(UPDATED, 4:13 p.m. Sept. 19, to clarify the number of districts with a levy on the books.)
I’ve taken a closer look at the growing number of supplemental levies in Idaho — reaching the conclusion that Idaho school districts have collected more than $1 billion in voter-approved property tax levies during Gov. Butch Otter’s tenure as governor.
In researching that story, I’ve cobbled together some other odds and ends. Here’s a sampling:
How many districts have a supplemental levy in place?
It depends on the definition. In 2013-14, voter-approved levies were in place in 91 of Idaho’s 115 school districts.

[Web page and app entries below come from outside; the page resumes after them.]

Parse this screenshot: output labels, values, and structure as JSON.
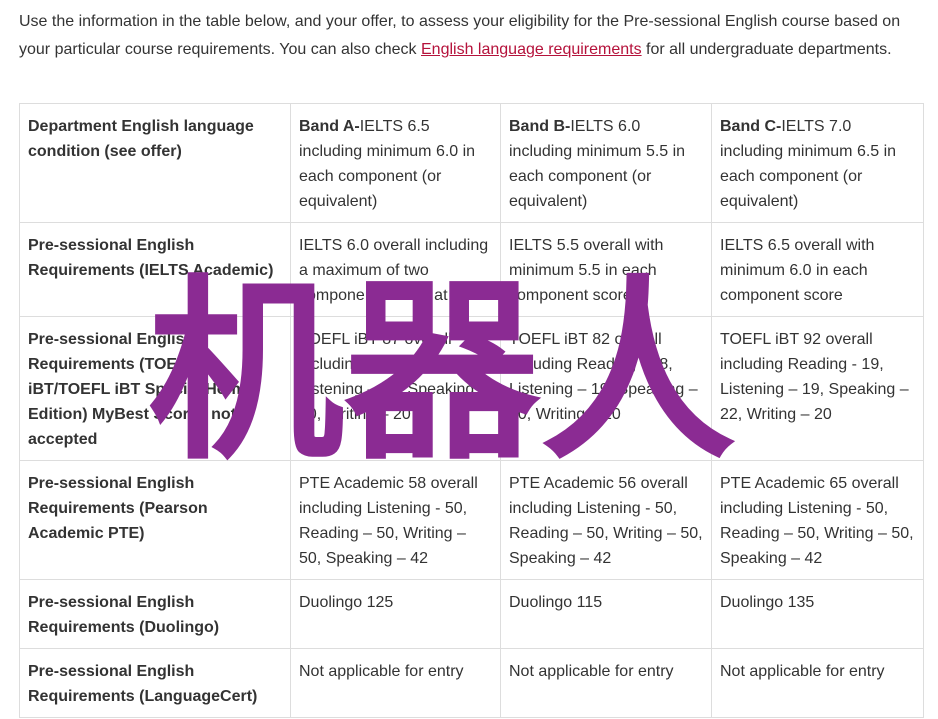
{
  "intro": {
    "text_before": "Use the information in the table below, and your offer, to assess your eligibility for the Pre-sessional English course based on your particular course requirements. You can also check ",
    "link": "English language requirements",
    "text_after": " for all undergraduate departments."
  },
  "table": {
    "header": {
      "label": "Department English language condition (see offer)",
      "bands": [
        {
          "name": "Band A-",
          "detail": "IELTS 6.5 including minimum 6.0 in each component (or equivalent)"
        },
        {
          "name": "Band B-",
          "detail": "IELTS 6.0 including minimum 5.5 in each component (or equivalent)"
        },
        {
          "name": "Band C-",
          "detail": "IELTS 7.0 including minimum 6.5 in each component (or equivalent)"
        }
      ]
    },
    "rows": [
      {
        "label": "Pre-sessional English Requirements (IELTS Academic)",
        "cells": [
          "IELTS 6.0 overall including a maximum of two component scores at 5.5",
          "IELTS 5.5 overall with minimum 5.5 in each component score",
          "IELTS 6.5 overall with minimum 6.0 in each component score"
        ]
      },
      {
        "label": "Pre-sessional English Requirements (TOEFL iBT/TOEFL iBT Special Home Edition) MyBest Scores not accepted",
        "cells": [
          "TOEFL iBT 87 overall including Reading - 18, Listening – 17, Speaking – 20, Writing – 20",
          "TOEFL iBT 82 overall including Reading - 18, Listening – 19, Speaking – 20, Writing – 20",
          "TOEFL iBT 92 overall including Reading - 19, Listening – 19, Speaking – 22, Writing – 20"
        ]
      },
      {
        "label": "Pre-sessional English Requirements (Pearson Academic PTE)",
        "cells": [
          "PTE Academic 58 overall including Listening - 50, Reading – 50, Writing – 50, Speaking – 42",
          "PTE Academic 56 overall including Listening - 50, Reading – 50, Writing – 50, Speaking – 42",
          "PTE Academic 65 overall including Listening - 50, Reading – 50, Writing – 50, Speaking – 42"
        ]
      },
      {
        "label": "Pre-sessional English Requirements (Duolingo)",
        "cells": [
          "Duolingo 125",
          "Duolingo 115",
          "Duolingo 135"
        ]
      },
      {
        "label": "Pre-sessional English Requirements (LanguageCert)",
        "cells": [
          "Not applicable for entry",
          "Not applicable for entry",
          "Not applicable for entry"
        ]
      }
    ]
  },
  "watermark": {
    "text": "机器人",
    "color": "#8b2b93"
  },
  "colors": {
    "link": "#b5123b",
    "border": "#dddddd",
    "text": "#333333"
  }
}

But a handful of districts — those with a large property tax base and relatively low enrollment — are allowed to collect “budget stabilization” levies. This is an offshoot of the property-tax law pushed by then Gov.-Jim Risch in 2006. Factor these levies into the equation, and you have 94 school districts collecting supplemental levies in 2013-14 — the number that seems most commonly used in the school funding debate.
But that figure may be outdated. Voters in five districts passed supplemental levies for 2014-15 and beyond — Garden Valley, Basin, Firth, Kamiah and Madison. That brings the updated to total to 95.
What’s the smallest district that collects a supplemental levy?
It’s the tiny Arbon Elementary school district in Power County, home to only 19 students. Voters have maintained a $50,000 levy, translating to $2,632 per student.
And what’s the largest district that doesn’t collect a supplemental levy?
As of right now, it’s the Jefferson County joint district in eastern Idaho — the state’s 14th largest district, with 5,106 students. A two-year, $2 million supplemental levy failed in Jefferson County in May 2013.
What are the biggies?
The largest levies, by district, in 2013-14:
- Boise: $22,708,000.
- Coeur d’Alene: $14,266,762.
- West Ada: $14,00,000.
- Lewiston: $12,567,112.
- Moscow: $9,586,000.
As charter districts that were established before Idaho became a state, Boise and Lewiston have unique property taxing authority. For instance, Boise’s figure is inflated by three voter-approved levies that have remained on the books for years; the oldest dates back to 1983.
And what are smallest supplementals?
Again, these are 2013-14 rankings:
- Arbon Elementary: $50,000.
- Cambridge: $50,000.
- Council: $50,000.
- West Side: $90,000.
- Meadows Valley: $145,000.
What about the long view?
These five districts have collected the most money in supplemental levies, from July 1, 1992 through June 30:
- Boise: $250,576,000.
- Lewiston: $210,174,167.
- Idaho Falls: $134,879,000.
- Coeur d’Alene: $130,615,056.
- Moscow: $128,692,000.